Following the MPC meeting, the bank raised the reserve requirement ratios for banks fulfilling real credit growth conditions in a bid to withdraw liquidity from the markets.
The CBRT "decided to raise FX (foreign exchange) reserve requirement ratios for banks fulfilling real credit growth conditions by 700 basis points for precious metal deposit accounts and by 200 basis points for all other FX liabilities for all maturity brackets," it said in a statement.
Under the move, Turkish lira reserve requirement ratios were raised 200 basis points for all deposits and participation fund liabilities with a maturity of up to six months and other liabilities with a maturity of up to one year, and by 150 basis points for other liabilities with a maturity of up to three years.
The move is expected to withdraw some TL 17 billion ($2.3 billion) and $8.5 billion of FX and gold liquidity from markets, the bank said.
Inflation forecast up
The bank’s recent easing cycle had at first aimed to stimulate the economy and later to counter the economic downturn brought on by the coronavirus outbreak.
But a rise in inflation led the bank to hike its year-end inflation forecast last month.
It raised its year-end inflation forecast to 8.9% from 7.4%, saying that the 1.5 percentage-point increase was driven by an upward revision in oil prices and food inflation projections.
Turkey’s consumer price inflation rate fell to 11.76% year-on-year in July, reversing two months of rising inflation as the economy continues to emerge from the COVID-19 lockdown. The government forecast for end-2020 inflation is 8.5%.
The revision was also said to be signaling that the bank will not rush to resume interest-rate cuts after it halted an aggressive interest rate-cutting cycle in June and held its policy steady in July.
The bank on Thursday said that maintaining a sustained disinflation process is a key factor for achieving lower sovereign risk, lower long-term interest rates and stronger economic recovery.
“Keeping the disinflation process on track with the targeted path requires the continuation of a cautious monetary stance,” it noted.
“In this respect, the monetary stance will be determined by considering the indicators of the underlying inflation trend to ensure the continuation of the disinflation process,” the statement read. It said that the bank will continue to use all available instruments in pursuit of the price stability and financial stability objectives.
The bank also noted that the economic recovery, which started in May following gradual steps toward normalization, is gaining pace.
It said recent monetary and fiscal measures that aim to contain negative effects of the pandemic on the Turkish economy contributed to financial stability and economic recovery by supporting the potential output of the economy.

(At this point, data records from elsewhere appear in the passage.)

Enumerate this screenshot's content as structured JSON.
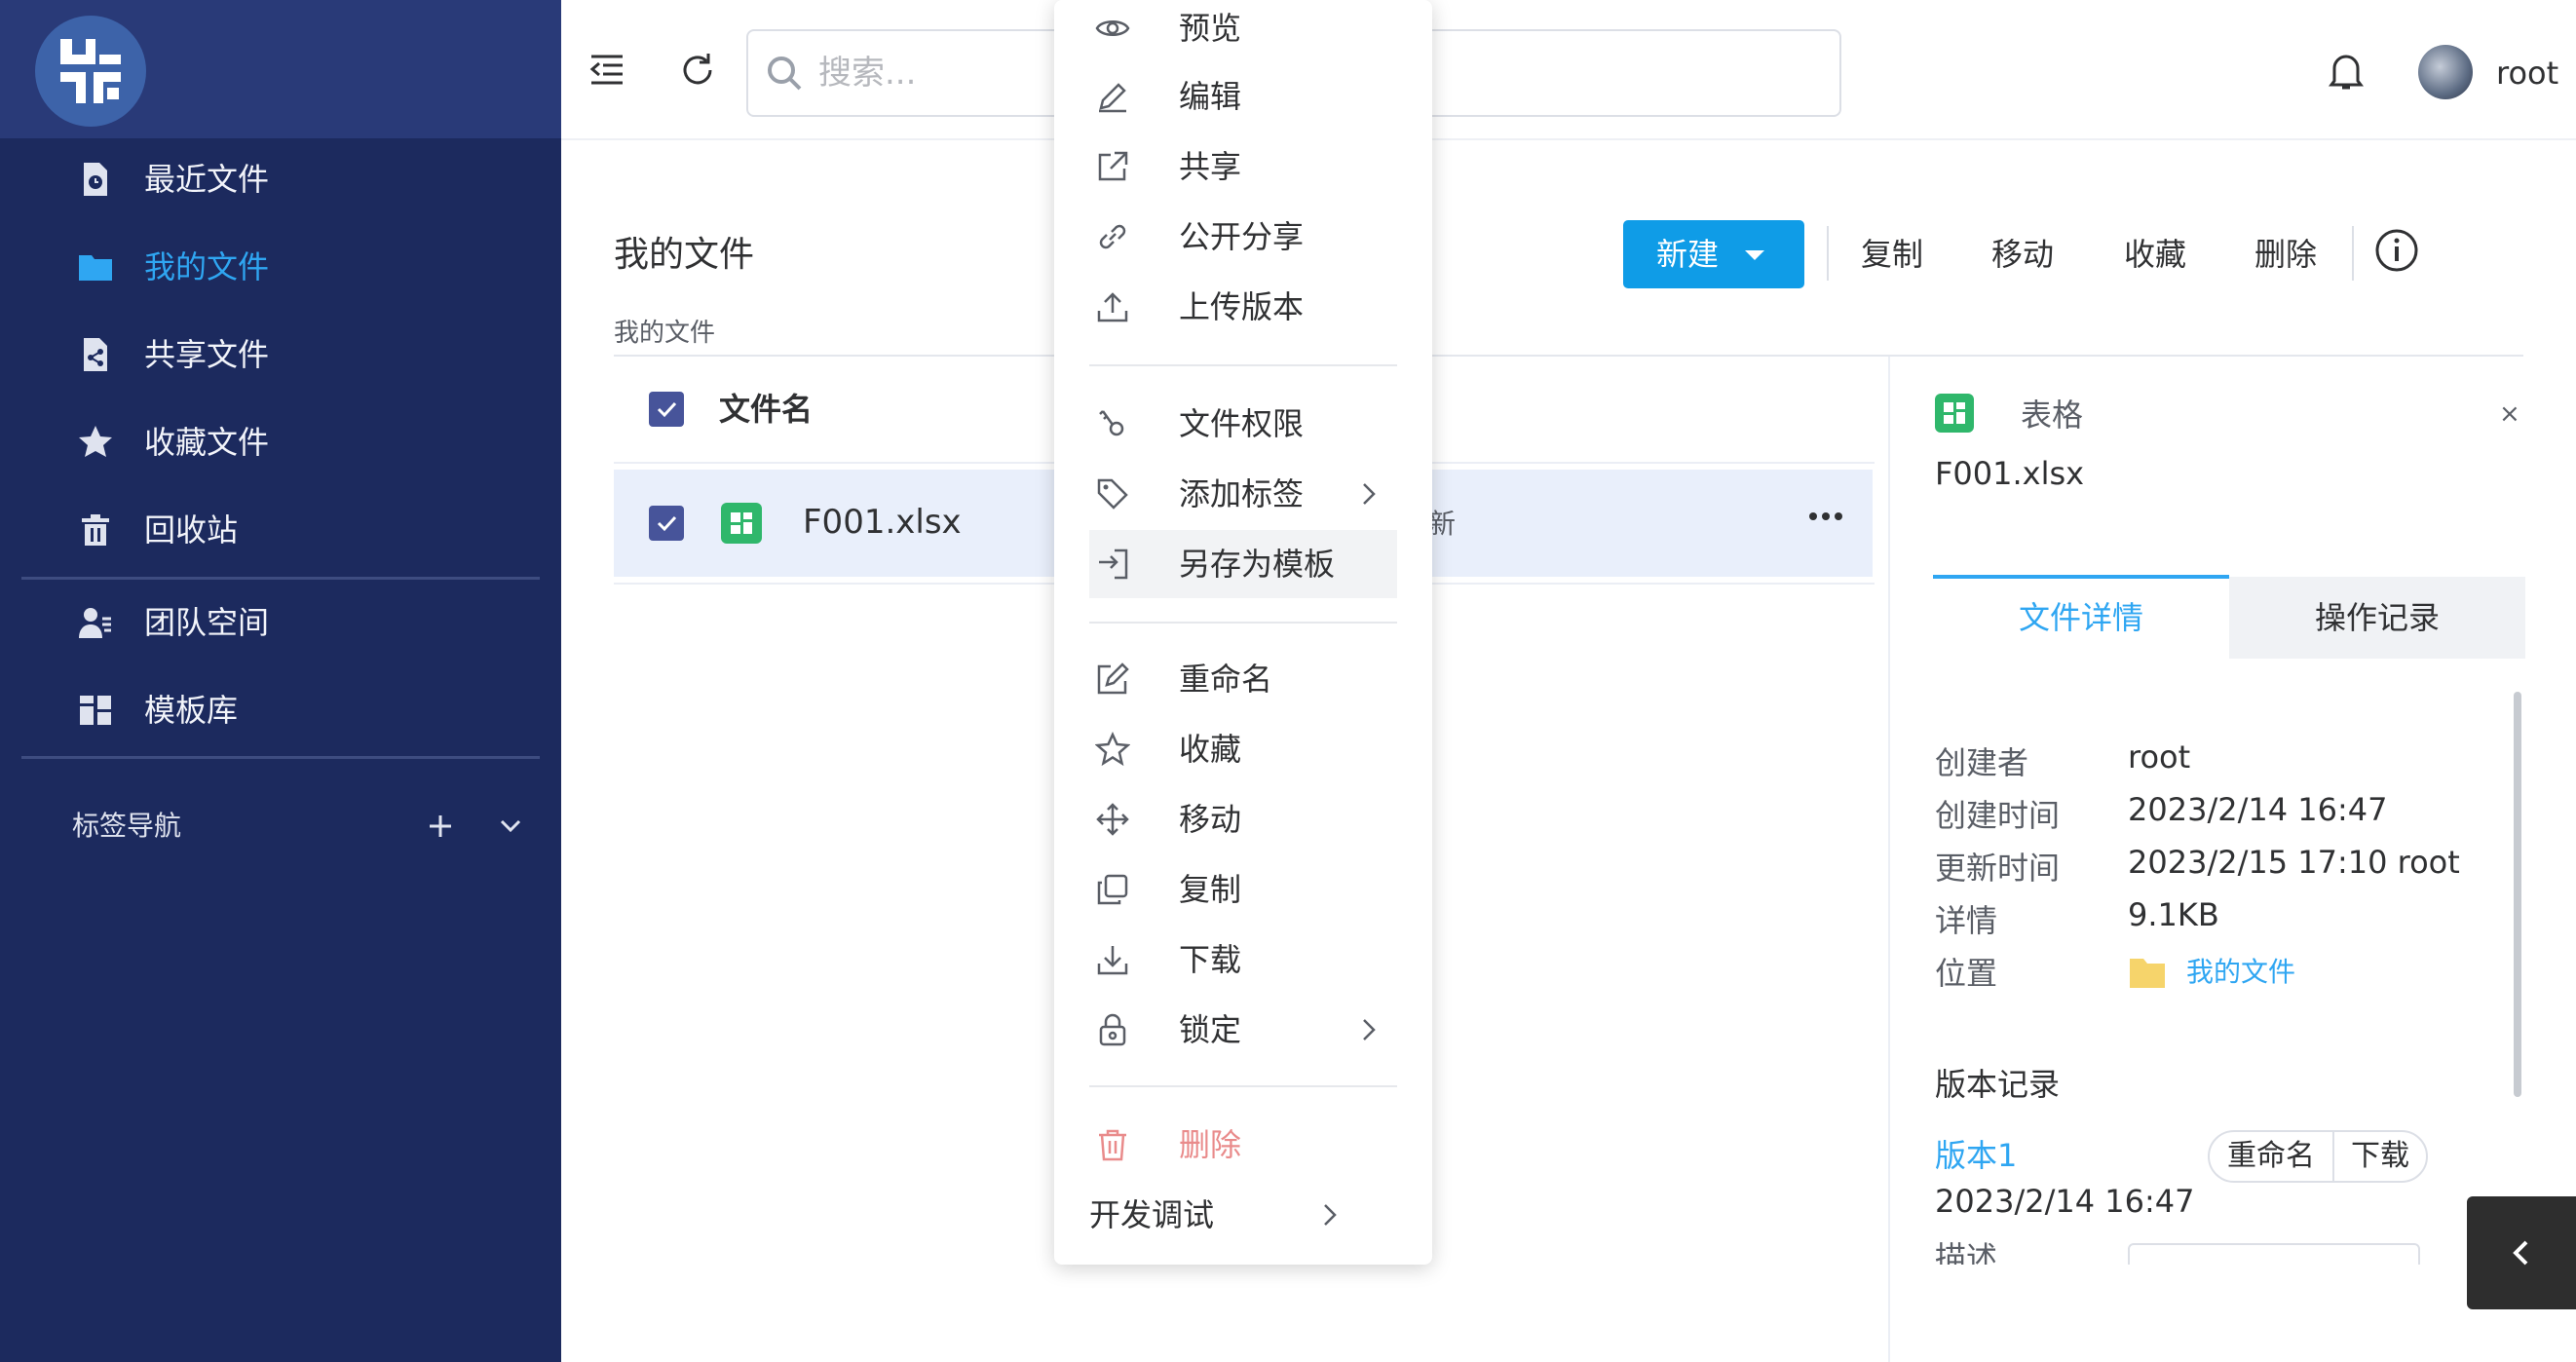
{
  "sidebar": {
    "items": [
      {
        "label": "最近文件",
        "icon": "recent-file-icon"
      },
      {
        "label": "我的文件",
        "icon": "folder-icon",
        "active": true
      },
      {
        "label": "共享文件",
        "icon": "shared-file-icon"
      },
      {
        "label": "收藏文件",
        "icon": "star-icon"
      },
      {
        "label": "回收站",
        "icon": "trash-icon"
      },
      {
        "label": "团队空间",
        "icon": "team-icon"
      },
      {
        "label": "模板库",
        "icon": "template-icon"
      }
    ],
    "tags_label": "标签导航"
  },
  "topbar": {
    "search_placeholder": "搜索...",
    "username": "root"
  },
  "main": {
    "title": "我的文件",
    "breadcrumb": "我的文件",
    "toolbar": {
      "new_label": "新建",
      "copy_label": "复制",
      "move_label": "移动",
      "favorite_label": "收藏",
      "delete_label": "删除"
    },
    "table": {
      "header_name": "文件名",
      "rows": [
        {
          "name": "F001.xlsx",
          "status_partial": "新",
          "checked": true
        }
      ]
    }
  },
  "context_menu": {
    "items": [
      "预览",
      "编辑",
      "共享",
      "公开分享",
      "上传版本",
      "文件权限",
      "添加标签",
      "另存为模板",
      "重命名",
      "收藏",
      "移动",
      "复制",
      "下载",
      "锁定",
      "删除",
      "开发调试"
    ]
  },
  "details": {
    "type_label": "表格",
    "file_name": "F001.xlsx",
    "close": "×",
    "tabs": [
      "文件详情",
      "操作记录"
    ],
    "fields": [
      {
        "label": "创建者",
        "value": "root"
      },
      {
        "label": "创建时间",
        "value": "2023/2/14 16:47"
      },
      {
        "label": "更新时间",
        "value": "2023/2/15 17:10 root"
      },
      {
        "label": "详情",
        "value": "9.1KB"
      },
      {
        "label": "位置",
        "value": "我的文件"
      }
    ],
    "version_heading": "版本记录",
    "version": {
      "name": "版本1",
      "date": "2023/2/14 16:47",
      "rename_label": "重命名",
      "download_label": "下载"
    },
    "desc_label": "描述"
  },
  "colors": {
    "sidebar": "#1c2a5e",
    "accent": "#2fa6f2",
    "primary_button": "#0f9ce7",
    "danger": "#e98b8b",
    "selected_row": "#e9effb"
  }
}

“While commercial loans have recently started to normalize, consumer loans have remained strong. The recent upturn in imports, which has resulted from deferred demand as well as pandemic-related liquidity and credit policies, is expected to moderate with the phasing out of these policy measures,” it added.
Although tourism revenues declined due to the pandemic, the bank added, the easing of travel restrictions has started to contribute to a partial improvement. “The recovery in exports of goods, relatively low levels of commodity prices and the level of the real exchange rate will support the current account balance in the upcoming periods,” it said.

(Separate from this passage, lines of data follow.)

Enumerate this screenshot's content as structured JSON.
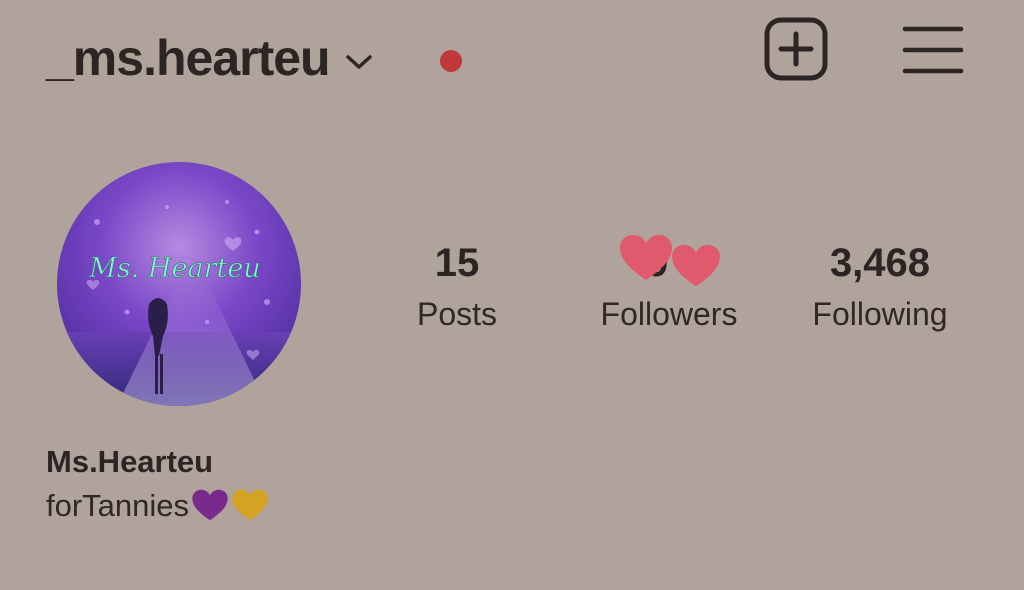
{
  "header": {
    "username": "_ms.hearteu",
    "notification_dot_color": "#c0393a",
    "icons": [
      "chevron-down-icon",
      "plus-square-icon",
      "hamburger-menu-icon"
    ]
  },
  "avatar": {
    "text": "Ms. Hearteu"
  },
  "stats": {
    "posts": {
      "value": "15",
      "label": "Posts"
    },
    "followers": {
      "value_visible": "9",
      "label": "Followers"
    },
    "following": {
      "value": "3,468",
      "label": "Following"
    }
  },
  "bio": {
    "display_name": "Ms.Hearteu",
    "text": "forTannies",
    "emoji": [
      "purple-heart-icon",
      "yellow-heart-icon"
    ]
  },
  "colors": {
    "background": "#afa39b",
    "text": "#2c2523",
    "sticker_heart": "#e05a6d",
    "purple_heart": "#7a2a8c",
    "yellow_heart": "#d4a321"
  }
}
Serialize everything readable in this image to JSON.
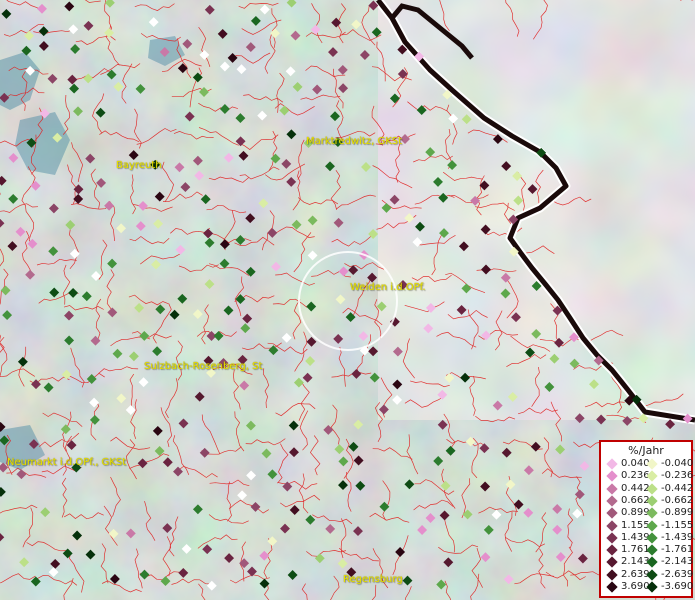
{
  "map": {
    "cities": [
      {
        "id": "bayreuth",
        "label": "Bayreuth"
      },
      {
        "id": "marktredwitz",
        "label": "Marktredwitz, GKSt"
      },
      {
        "id": "weiden",
        "label": "Weiden i.d.OPf."
      },
      {
        "id": "sulzbach",
        "label": "Sulzbach-Rosenberg, St"
      },
      {
        "id": "neumarkt",
        "label": "Neumarkt i.d.OPf., GKSt"
      },
      {
        "id": "regensburg",
        "label": "Regensburg"
      }
    ],
    "colors": {
      "district_borders": "#e02020",
      "country_border": "#1a0a0a",
      "label_text": "#e8e000",
      "highlight_circle": "#ffffff"
    }
  },
  "legend": {
    "title": "%/Jahr",
    "positive": [
      {
        "value": "0.040",
        "color": "#f2b8e6"
      },
      {
        "value": "0.236",
        "color": "#e48fcc"
      },
      {
        "value": "0.442",
        "color": "#c979a7"
      },
      {
        "value": "0.662",
        "color": "#b36a8e"
      },
      {
        "value": "0.899",
        "color": "#a1587a"
      },
      {
        "value": "1.155",
        "color": "#8c4566"
      },
      {
        "value": "1.439",
        "color": "#7a3252"
      },
      {
        "value": "1.761",
        "color": "#6a2440"
      },
      {
        "value": "2.143",
        "color": "#56182f"
      },
      {
        "value": "2.639",
        "color": "#420e20"
      },
      {
        "value": "3.690",
        "color": "#2a0612"
      }
    ],
    "negative": [
      {
        "value": "-0.040",
        "color": "#f1f6c8"
      },
      {
        "value": "-0.236",
        "color": "#d9eda4"
      },
      {
        "value": "-0.442",
        "color": "#bce088"
      },
      {
        "value": "-0.662",
        "color": "#9ccf72"
      },
      {
        "value": "-0.899",
        "color": "#7cba5e"
      },
      {
        "value": "-1.155",
        "color": "#5ea84c"
      },
      {
        "value": "-1.439",
        "color": "#43923c"
      },
      {
        "value": "-1.761",
        "color": "#2c7c2e"
      },
      {
        "value": "-2.143",
        "color": "#1a6620"
      },
      {
        "value": "-2.639",
        "color": "#0e4c14"
      },
      {
        "value": "-3.690",
        "color": "#05300a"
      }
    ]
  }
}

“Along with the pandemic-related rise in unit costs, exchange rate and credit developments restrain the demand-side disinflationary effects, and the trends of core inflation indicators have increased. As the normalization process continues, supply-side factors, which have prevailed recently due to pandemic-related restrictions, will phase out,” the statement said.
The bank also stressed that while the global economic activity has shown signs of a partial recovery in the third quarter following the normalization steps taken by several countries, uncertainties on global economic recovery remain high.

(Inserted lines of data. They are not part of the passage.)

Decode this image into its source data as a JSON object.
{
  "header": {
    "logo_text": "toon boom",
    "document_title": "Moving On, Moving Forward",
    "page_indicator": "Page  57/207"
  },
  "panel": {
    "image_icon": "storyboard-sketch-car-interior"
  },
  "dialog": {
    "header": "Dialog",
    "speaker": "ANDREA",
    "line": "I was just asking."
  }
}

“Advanced and emerging economies continue to maintain expansionary monetary and fiscal stances. The pandemic disease is closely monitored for its evolving global impact on capital flows, financial conditions, international trade and commodity prices,” the bank said.